  4. Mar 28, 2014 #3
    Well I is intensity of the wave, p is the pressure, r is radius, ω is angular frequency, k is 2pi/[itex]\lambda[/itex], A is amplitude, and ρ is density. Right?
     
  5. Mar 28, 2014 #4

    Simon Bridge

    User Avatar
    Science Advisor
    Homework Helper
    Gold Member
    2016 Award

    This is incomplete, and you have not been consistent in your notation.

    Taken in order:
    - Intensity of the sound wave - good;
    - there is no "p" in your equations. Do you mean "P" here?
    ##\qquad##... sound is a pressure wave, so there are lots of pressures all over the place so which pressure does P refer to? Or is that P for "power"?
    - there is no "r" in your equations, do you mean "R"? What is R the radius of?
    - ##\small{\omega}## = angular frequency of the wave
    ##\qquad \small{\omega = vt = 2\pi f}## where v is the wave-speed and f is the frequency of the wave. ##\small{k(x-vt)=kx-\omega t}##
    - ##\small{k=2\pi/\lambda}## good, it's called the wave number.
    - What is A the amplitude of
    ##\qquad##- if "the sound wave" then is it a pressure or a displacement or something else?
    - there are lots of different kinds of density - what is ##\small{\rho}## the density of?
    - what is B? You missed it out.

    If you don't know what the terms refer to then you won't be able to understand the equations.
    I think you need to check your ideas about what sound intensity means:
    http://en.wikipedia.org/wiki/Sound_intensity
    ... the intensity of the sound is the rate that energy is delivered to the listeners location per unit area.
    Energy rate = energy per unit time = Power, so ##I=P/A## i.e. is power per unit area.
    Revisit the equation list in post #1 with that in mind.
     
    Last edited: Mar 28, 2014
Know someone interested in this topic? Share this thread via Reddit, Google+, Twitter, or Facebook
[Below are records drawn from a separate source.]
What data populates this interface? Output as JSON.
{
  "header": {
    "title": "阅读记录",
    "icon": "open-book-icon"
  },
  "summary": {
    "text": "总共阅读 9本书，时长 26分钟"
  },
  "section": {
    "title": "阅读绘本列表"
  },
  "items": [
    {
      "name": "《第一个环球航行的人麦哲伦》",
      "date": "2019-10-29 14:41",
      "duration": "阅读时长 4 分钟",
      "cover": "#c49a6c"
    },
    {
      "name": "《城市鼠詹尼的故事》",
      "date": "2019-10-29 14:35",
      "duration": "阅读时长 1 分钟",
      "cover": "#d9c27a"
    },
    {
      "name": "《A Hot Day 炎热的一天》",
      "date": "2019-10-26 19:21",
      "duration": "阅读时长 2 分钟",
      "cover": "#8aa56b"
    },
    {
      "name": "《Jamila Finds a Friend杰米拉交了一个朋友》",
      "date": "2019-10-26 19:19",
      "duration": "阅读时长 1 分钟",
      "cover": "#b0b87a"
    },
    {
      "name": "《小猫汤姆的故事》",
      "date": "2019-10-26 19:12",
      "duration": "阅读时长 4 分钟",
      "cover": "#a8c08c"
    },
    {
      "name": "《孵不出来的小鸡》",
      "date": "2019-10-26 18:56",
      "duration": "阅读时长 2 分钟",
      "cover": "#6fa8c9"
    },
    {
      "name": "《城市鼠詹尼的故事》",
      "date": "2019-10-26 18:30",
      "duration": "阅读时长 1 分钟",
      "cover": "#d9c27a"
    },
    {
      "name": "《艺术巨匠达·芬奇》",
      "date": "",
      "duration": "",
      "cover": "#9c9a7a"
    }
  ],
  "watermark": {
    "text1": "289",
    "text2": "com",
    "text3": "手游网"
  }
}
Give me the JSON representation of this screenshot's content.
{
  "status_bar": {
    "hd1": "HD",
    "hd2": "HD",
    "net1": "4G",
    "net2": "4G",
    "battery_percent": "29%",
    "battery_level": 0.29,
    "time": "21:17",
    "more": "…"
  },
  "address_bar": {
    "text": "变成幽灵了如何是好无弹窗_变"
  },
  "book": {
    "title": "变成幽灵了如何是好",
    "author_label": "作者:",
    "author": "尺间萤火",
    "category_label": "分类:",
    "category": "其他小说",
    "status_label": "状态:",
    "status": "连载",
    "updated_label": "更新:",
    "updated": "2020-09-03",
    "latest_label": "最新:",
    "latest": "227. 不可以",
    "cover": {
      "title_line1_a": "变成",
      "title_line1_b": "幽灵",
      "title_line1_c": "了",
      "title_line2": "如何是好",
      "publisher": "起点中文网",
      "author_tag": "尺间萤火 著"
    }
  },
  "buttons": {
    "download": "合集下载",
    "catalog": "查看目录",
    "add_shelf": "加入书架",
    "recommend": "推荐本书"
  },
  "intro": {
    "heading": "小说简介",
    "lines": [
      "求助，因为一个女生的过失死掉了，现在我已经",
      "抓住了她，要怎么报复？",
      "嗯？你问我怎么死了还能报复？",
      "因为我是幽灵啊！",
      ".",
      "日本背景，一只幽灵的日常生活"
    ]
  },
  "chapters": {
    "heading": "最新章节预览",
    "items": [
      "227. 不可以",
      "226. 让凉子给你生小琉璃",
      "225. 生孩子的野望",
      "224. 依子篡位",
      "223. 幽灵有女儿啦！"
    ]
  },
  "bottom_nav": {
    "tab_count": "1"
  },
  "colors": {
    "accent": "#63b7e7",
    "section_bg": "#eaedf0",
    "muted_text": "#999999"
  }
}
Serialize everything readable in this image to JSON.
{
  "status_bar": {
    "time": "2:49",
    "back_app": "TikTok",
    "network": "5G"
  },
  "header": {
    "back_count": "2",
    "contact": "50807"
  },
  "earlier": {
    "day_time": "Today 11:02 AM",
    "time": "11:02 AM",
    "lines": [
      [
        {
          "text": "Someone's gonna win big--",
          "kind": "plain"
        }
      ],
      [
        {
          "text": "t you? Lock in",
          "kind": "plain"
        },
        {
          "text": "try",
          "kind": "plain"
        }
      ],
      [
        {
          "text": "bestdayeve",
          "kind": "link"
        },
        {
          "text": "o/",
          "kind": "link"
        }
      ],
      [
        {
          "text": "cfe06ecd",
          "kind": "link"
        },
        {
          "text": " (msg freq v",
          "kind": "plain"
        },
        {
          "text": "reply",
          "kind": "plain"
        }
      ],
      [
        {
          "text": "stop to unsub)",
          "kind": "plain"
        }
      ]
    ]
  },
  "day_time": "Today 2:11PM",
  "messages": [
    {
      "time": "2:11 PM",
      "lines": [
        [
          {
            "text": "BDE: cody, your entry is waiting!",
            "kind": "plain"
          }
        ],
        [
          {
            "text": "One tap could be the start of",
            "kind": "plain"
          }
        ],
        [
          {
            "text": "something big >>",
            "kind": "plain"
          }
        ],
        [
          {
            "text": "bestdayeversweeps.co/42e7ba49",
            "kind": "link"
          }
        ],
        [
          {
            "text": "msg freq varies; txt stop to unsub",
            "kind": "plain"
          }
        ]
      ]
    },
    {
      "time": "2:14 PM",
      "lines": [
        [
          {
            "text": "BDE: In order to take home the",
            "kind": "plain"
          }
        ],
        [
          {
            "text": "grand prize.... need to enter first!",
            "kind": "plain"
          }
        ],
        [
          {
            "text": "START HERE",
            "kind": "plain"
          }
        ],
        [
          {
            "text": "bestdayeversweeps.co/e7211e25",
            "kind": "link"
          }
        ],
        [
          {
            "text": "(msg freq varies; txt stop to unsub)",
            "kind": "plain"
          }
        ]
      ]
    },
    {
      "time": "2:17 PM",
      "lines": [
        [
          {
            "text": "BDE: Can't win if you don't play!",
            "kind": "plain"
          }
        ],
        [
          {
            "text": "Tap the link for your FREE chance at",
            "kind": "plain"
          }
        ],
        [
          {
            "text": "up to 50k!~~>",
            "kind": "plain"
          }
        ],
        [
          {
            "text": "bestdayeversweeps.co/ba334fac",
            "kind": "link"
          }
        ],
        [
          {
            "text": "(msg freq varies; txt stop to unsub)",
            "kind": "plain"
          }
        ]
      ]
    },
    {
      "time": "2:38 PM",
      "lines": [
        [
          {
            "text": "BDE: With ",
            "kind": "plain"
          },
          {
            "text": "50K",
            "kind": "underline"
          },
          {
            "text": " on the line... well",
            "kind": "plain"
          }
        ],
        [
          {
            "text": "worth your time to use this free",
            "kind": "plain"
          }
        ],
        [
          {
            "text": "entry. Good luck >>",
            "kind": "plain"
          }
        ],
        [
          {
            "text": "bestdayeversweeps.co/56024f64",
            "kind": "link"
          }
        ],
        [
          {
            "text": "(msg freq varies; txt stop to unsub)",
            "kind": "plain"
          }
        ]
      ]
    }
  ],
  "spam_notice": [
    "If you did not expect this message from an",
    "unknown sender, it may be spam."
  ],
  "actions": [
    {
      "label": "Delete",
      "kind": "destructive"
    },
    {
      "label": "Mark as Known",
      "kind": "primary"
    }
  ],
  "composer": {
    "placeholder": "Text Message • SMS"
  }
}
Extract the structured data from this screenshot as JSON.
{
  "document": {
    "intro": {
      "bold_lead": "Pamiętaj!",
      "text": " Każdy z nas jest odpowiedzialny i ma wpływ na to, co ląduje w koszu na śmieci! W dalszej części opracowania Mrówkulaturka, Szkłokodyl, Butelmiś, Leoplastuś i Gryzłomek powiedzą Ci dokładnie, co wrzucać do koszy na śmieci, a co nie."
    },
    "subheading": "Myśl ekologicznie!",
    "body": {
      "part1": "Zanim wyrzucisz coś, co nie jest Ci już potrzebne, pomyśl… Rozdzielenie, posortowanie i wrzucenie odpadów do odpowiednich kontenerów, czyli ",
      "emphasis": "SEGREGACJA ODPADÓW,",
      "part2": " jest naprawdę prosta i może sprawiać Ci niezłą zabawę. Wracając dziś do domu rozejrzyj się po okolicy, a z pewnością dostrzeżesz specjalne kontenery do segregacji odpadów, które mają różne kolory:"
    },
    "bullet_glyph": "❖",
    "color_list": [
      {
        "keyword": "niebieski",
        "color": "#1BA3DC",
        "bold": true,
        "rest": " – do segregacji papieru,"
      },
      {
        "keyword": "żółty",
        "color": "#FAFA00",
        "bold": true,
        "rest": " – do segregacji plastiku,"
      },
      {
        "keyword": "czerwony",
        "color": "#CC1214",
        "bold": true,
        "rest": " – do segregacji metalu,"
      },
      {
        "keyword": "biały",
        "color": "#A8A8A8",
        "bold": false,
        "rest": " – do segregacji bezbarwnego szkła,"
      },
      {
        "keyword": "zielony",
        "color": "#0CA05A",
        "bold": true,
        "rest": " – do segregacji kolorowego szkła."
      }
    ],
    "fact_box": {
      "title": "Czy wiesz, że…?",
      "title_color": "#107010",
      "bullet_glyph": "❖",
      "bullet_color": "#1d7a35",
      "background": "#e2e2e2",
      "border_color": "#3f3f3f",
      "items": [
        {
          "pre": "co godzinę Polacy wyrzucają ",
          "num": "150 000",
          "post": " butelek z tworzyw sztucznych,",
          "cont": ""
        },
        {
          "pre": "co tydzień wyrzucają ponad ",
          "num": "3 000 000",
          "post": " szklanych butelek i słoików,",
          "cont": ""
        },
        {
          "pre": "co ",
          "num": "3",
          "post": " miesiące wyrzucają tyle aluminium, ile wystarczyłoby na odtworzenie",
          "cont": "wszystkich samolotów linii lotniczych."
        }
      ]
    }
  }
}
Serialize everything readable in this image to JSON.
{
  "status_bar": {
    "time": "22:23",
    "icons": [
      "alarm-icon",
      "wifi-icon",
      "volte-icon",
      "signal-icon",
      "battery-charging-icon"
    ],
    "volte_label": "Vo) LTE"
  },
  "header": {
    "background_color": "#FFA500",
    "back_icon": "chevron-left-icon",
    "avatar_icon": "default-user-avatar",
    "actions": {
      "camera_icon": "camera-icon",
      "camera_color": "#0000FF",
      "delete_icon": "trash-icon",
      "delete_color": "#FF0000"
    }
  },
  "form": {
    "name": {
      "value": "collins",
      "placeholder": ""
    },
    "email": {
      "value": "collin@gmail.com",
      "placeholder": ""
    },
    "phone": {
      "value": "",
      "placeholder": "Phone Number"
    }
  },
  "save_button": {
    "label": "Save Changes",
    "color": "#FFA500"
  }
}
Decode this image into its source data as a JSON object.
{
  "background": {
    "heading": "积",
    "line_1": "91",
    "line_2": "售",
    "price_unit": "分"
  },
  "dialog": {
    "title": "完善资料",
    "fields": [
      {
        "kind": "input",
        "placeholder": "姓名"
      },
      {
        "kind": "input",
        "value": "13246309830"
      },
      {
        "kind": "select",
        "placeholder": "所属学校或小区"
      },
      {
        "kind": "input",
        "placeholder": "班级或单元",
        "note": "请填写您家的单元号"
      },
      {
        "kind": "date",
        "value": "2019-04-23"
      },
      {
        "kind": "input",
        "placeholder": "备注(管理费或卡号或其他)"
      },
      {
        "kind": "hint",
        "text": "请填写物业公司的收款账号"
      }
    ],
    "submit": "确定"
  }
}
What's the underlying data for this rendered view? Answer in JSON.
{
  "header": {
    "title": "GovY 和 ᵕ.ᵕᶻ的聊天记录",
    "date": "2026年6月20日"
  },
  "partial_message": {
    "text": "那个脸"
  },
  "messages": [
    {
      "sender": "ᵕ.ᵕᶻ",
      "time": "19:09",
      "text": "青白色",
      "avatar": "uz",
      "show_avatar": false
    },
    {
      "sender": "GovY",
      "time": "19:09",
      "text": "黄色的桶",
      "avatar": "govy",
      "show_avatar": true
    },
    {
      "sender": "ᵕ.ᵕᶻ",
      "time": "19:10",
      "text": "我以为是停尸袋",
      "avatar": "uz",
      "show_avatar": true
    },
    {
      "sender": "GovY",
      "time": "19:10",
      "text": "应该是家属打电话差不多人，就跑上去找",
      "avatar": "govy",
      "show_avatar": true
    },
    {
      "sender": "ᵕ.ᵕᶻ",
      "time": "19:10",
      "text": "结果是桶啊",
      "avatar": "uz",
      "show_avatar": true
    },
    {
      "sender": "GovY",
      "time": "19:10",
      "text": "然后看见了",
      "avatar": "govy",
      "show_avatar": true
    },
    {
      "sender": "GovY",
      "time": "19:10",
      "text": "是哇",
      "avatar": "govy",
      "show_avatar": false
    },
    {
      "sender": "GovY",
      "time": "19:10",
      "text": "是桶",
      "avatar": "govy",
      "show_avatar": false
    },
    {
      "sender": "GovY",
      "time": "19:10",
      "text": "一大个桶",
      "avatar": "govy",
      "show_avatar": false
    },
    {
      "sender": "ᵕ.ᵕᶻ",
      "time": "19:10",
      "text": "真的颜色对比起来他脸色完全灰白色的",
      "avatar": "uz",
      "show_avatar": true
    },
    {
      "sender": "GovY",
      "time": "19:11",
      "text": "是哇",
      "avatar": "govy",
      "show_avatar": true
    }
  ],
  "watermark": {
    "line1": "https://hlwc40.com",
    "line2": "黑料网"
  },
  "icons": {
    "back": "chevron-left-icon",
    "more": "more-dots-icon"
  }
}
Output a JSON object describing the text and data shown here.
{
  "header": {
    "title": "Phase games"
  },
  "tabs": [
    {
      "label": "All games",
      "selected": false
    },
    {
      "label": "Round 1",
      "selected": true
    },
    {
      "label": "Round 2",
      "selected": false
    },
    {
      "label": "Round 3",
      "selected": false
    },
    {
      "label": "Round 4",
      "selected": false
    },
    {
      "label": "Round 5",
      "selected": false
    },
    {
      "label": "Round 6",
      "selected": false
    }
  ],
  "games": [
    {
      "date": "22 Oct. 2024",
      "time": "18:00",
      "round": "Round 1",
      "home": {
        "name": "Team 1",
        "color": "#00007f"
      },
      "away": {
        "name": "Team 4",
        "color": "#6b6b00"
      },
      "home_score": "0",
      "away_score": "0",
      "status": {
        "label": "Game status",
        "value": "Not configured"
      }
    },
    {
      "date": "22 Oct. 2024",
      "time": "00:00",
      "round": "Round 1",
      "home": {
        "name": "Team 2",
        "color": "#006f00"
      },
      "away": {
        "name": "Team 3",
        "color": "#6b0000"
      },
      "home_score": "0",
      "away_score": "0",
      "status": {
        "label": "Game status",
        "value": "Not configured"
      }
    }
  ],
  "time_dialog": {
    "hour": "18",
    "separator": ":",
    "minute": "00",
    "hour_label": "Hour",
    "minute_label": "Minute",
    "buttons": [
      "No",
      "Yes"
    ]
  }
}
Have something to add?
Draft saved Draft deleted



Similar Discussions: Intensity of a sound wave problem
Loading...